What Is a Large-Scale Display?
Common large-scale screen widths are 1360, 1440, 1536, and 1920 pixels. Modern web design typically accounts for all these sizes.
Recently, though, we’ve seen even wider screens, especially 2560px, more and more often. These larger screen sizes are sometimes referred to as 4K, or Ultra-High Definition.
Who Is Using Large-Scale Displays?
Browser stats for the United States show screen sizes wider than 1920px are still under 3% of desktop resolutions in use, and global stats are even lower. But smart TVs and UHD screens are growing in popularity, and people are browsing the web on them. Expect that to become a trend.
How Do People Use Large-Scale Displays?
Monitors with large screens and high resolutions are great for maximizing productivity. They offer more screen real estate for multitasking. Users can spread out windows and applications for simultaneous use. All wide-screen monitor users aren’t looking at your website in full-screen.
That’s a good thing!
Most websites aren’t optimized for full-screen displays. Many are fixed at a specific maximum width in the middle of the screen. Some stretch content in unnatural ways to fill the expanse, which creates difficult-to-read text area widths and blurry images or images that don’t scale to fit. On high-resolution monitors, text can become too small to read or content might be packed too densely.
Scaling can become problematic on large-scale and 4K displays when sites aren’t designed specifically for them. In this example from H&R Block, the site stretches to fit the screen width, but the text doesn't adapt, leaving large gaps of white space between elements.
When not designed specifically for large-scale or high-definition 4K displays, website content is often constrained to a center column with lots of white space on either side, as in this example from www.wikipedia.com.
Should I Redesign My Website for 4K Monitors?
Will users benefit from a display maximized for large screens? Ask yourself these questions:
- Do your site visitors use large-scale devices? Google Analytics can show you the screen sizes of your current site visitors.
- Do you have adequate budget for design, development, and testing to optimize for large-scale displays? Rule of thumb: Add 10% to the project cost, but costs will vary depending on project scope.
- Do you have scalable graphics, images, and media assets to support large-scale design? Can your team manage the creation of additional sizes, assets, and optimization work going forward?
If the benefit is clear, proceed with thoughtful planning. Designers and developers can create unique designs for large-scale displays that deliver optimal user experience on very large screens. Include a large-scale comp or prototype from the start, and use it for testing designs throughout development.
On mobile devices, site developers tend to stack content and add columns of content as screens grow to large tablet and desktop sizes. As screens get extra large, designers must choose to stretch content or add more columns, and that choice is never simple. It can turn on the specifics of the displayed content and on the design and branding.
Options for typography are also limitless as screen sizes grow. Rather than add more columns, developers can choose to upscale content so that it fits the space proportionally, as done for smaller screens.

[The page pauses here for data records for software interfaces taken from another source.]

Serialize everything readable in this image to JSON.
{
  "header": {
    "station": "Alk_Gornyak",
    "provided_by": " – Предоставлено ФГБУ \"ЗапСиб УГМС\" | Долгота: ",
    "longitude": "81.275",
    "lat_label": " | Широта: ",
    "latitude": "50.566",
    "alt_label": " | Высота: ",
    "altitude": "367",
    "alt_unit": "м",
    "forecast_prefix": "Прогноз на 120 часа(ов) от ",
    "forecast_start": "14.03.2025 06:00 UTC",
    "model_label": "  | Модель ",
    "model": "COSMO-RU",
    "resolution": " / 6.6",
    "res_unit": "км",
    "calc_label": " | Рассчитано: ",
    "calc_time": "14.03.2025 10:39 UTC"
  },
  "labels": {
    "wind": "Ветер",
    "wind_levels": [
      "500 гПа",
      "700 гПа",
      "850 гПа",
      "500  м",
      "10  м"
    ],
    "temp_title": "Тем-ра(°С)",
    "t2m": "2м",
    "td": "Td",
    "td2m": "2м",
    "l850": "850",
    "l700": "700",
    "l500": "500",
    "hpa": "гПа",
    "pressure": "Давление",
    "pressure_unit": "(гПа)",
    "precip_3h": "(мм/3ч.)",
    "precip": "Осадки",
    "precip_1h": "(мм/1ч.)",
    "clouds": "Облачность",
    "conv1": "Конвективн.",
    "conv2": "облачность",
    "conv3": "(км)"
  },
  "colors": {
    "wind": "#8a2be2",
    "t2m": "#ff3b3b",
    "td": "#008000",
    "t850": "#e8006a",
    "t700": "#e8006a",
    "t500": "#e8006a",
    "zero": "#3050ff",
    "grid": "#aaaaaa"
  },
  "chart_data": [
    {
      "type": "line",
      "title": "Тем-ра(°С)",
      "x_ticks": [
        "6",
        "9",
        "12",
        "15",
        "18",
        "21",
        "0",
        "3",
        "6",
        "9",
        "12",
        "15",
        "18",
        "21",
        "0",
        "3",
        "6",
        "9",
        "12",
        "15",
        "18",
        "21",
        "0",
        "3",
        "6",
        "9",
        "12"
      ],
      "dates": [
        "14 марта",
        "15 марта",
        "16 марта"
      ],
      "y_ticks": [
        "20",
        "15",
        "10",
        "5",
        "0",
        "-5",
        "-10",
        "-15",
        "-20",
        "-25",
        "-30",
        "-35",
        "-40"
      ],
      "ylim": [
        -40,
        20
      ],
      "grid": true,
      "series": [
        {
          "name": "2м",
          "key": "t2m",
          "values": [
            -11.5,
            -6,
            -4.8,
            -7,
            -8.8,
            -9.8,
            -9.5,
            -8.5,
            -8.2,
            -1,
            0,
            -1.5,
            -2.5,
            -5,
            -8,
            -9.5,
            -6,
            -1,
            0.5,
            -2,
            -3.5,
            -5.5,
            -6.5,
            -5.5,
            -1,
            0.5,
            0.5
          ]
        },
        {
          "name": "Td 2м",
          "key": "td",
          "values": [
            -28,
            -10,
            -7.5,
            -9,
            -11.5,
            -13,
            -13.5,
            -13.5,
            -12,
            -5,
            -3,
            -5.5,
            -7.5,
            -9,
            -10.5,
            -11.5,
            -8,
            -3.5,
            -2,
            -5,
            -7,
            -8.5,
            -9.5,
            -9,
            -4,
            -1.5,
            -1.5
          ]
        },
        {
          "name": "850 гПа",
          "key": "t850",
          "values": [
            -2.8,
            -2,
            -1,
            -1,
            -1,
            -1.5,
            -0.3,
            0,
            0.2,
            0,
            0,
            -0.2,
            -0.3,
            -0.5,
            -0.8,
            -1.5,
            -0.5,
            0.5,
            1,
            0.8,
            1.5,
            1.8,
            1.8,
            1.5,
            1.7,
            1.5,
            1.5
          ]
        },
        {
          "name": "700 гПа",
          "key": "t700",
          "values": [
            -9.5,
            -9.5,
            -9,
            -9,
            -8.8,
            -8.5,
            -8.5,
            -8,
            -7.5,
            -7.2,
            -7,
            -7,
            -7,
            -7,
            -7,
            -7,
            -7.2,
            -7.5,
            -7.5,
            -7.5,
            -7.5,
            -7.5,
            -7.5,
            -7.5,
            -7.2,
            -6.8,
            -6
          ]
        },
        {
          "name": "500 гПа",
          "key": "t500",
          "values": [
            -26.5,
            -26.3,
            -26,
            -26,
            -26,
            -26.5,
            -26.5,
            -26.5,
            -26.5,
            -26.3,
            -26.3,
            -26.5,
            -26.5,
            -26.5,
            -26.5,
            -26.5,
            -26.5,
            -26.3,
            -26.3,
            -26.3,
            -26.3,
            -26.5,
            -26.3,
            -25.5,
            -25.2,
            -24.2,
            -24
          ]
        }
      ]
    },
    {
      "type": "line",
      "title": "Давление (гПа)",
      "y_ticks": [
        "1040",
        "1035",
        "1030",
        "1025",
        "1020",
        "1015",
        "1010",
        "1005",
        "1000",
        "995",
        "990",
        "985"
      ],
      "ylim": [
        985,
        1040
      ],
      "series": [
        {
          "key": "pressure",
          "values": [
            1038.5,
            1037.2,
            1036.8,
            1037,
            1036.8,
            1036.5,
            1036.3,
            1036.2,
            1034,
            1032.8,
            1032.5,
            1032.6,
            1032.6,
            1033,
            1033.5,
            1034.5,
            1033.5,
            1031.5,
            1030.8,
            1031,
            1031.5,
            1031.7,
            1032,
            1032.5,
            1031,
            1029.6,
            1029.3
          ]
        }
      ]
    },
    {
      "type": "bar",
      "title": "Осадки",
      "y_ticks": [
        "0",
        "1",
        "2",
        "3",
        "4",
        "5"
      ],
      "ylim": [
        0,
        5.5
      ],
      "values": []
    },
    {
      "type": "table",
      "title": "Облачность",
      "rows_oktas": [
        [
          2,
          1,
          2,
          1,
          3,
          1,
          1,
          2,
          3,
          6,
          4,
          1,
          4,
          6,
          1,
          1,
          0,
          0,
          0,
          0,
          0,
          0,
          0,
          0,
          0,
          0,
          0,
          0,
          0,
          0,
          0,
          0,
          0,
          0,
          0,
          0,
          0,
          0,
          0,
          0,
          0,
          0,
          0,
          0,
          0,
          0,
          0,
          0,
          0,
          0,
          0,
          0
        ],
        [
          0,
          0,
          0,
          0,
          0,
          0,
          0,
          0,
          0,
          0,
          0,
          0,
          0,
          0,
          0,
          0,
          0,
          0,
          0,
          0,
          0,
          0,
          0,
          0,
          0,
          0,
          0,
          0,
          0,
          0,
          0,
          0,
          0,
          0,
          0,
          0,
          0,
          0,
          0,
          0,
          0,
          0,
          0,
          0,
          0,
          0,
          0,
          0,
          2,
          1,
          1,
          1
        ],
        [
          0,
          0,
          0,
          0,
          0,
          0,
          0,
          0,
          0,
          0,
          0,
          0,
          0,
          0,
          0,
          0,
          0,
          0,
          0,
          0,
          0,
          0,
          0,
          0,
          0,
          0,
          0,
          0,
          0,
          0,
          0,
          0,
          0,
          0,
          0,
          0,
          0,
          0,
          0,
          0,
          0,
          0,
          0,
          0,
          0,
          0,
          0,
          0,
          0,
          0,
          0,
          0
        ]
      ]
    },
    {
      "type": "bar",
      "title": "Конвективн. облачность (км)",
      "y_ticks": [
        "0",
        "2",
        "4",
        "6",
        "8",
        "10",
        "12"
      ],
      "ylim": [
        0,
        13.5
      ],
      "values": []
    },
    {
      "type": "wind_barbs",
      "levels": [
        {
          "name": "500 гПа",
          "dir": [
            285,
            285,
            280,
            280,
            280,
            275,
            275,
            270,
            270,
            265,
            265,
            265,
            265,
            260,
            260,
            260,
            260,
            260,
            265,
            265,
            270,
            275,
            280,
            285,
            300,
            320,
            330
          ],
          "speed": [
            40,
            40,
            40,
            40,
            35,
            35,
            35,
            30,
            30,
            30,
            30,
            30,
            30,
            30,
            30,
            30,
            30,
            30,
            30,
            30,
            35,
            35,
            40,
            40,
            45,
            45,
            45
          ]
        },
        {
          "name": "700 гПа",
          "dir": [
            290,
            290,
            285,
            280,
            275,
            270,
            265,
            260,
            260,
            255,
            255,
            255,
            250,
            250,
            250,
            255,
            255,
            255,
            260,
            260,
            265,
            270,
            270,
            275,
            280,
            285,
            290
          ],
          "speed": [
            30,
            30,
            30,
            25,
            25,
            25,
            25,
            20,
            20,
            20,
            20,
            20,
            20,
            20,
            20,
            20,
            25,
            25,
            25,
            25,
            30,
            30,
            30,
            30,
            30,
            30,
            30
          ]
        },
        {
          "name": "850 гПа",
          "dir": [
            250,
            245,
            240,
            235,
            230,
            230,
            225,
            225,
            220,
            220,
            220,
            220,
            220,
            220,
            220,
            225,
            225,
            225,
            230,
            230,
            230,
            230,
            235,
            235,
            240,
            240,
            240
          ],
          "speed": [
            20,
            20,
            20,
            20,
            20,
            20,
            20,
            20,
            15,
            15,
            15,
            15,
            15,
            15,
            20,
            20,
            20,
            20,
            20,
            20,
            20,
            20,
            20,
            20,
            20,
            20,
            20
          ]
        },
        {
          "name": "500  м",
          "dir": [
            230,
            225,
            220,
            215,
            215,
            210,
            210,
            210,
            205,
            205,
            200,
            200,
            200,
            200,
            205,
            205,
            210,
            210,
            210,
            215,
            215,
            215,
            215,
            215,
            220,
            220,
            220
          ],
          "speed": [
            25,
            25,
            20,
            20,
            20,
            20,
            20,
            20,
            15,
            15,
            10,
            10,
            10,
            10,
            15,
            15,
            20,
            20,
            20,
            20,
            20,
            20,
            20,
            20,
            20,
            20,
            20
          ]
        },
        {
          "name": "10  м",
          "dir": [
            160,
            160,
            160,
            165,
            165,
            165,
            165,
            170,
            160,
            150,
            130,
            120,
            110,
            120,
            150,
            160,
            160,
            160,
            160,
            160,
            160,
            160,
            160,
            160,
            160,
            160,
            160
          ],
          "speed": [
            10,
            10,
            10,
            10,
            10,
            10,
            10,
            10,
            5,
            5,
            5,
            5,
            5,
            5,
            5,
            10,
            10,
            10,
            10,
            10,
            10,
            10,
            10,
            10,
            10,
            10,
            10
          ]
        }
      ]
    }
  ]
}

Adoption of 4K displays are on the rise. If you’re planning for the future and have the necessary budget, it’s smart to include large-screen layouts in your design and development. However, not all organizations have the resources to design for large-scale displays today. For now, that’s OK. But, in a few years you'll definitely want to budget to accommodate them.
If you’re looking to redesign your website and have questions about designing for large-scale displays or need design assistance in general, our team is here to help! Reach out to us anytime.